A previously unused type of MRI scan can work to measure heart conditions in patients with dilated cardiomyopathy, according to a new study published in Radiology.
The study found that increasing the phosphocreatine (PCr) signal-to-noise ratio by two and a half times at 7T readings compared to 3T readings didn’t diminish the integrity with which the scans could be interpreted. The results gathered when measuring the MRIs of healthy patients compared with measured results of the patients with dilated cardiomyopathy using a 7T MRI were similar to 3T results, meaning a 7T can be reliably used.
Healthy patients are expected to have higher PCr readings than patients with dilated cardiomyopathy, as established by 3T MRI readings. The 7T MRI scans showed similar findings in 10 healthy control subjects and 25 dilated cardiomyopathy patients participating in this study.
The study authors pointed out the benefits of using a 7T scan, especially because their results show little to no change in the way results are shown with the new 7T method. Higher signal-to-noise ratio in the 7T scans offered a view twice as precise of patients’ phosphocreatine to adenosine triphosphate ratio, an important measurement when monitoring dilated cardiomyopathy.

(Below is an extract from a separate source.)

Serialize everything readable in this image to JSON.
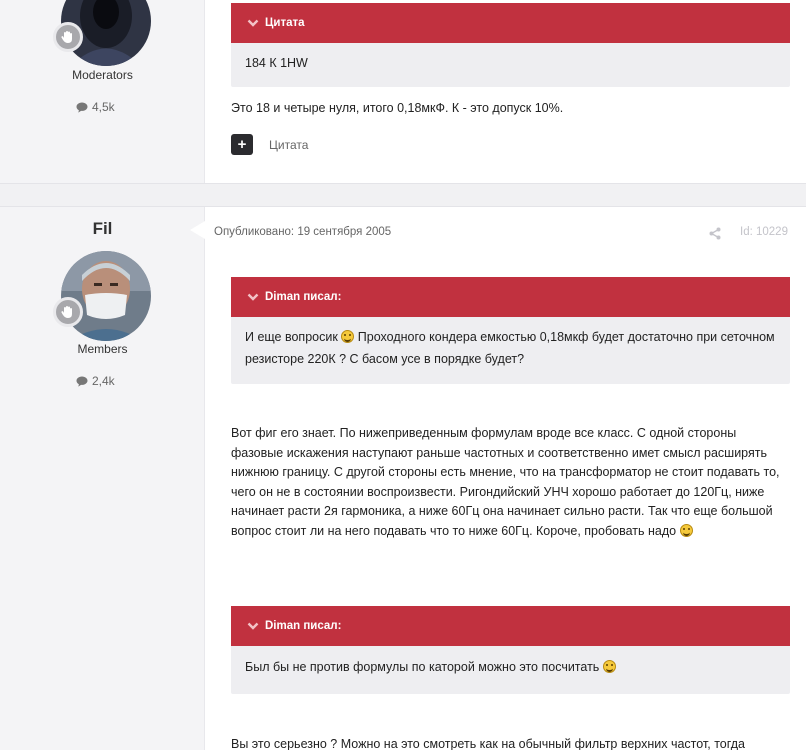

“These findings suggest that the increased precision of measuring [phosphocreatine/adenosine triphosphate] PCr/ATP at 7T might improve the ability of phosphorus spectroscopy to deliver biochemical insights through comparison with other important cardiac parameters in future studies” the study authors said.
Having a more precise reading of patients’ conditions can help inform better treatment options.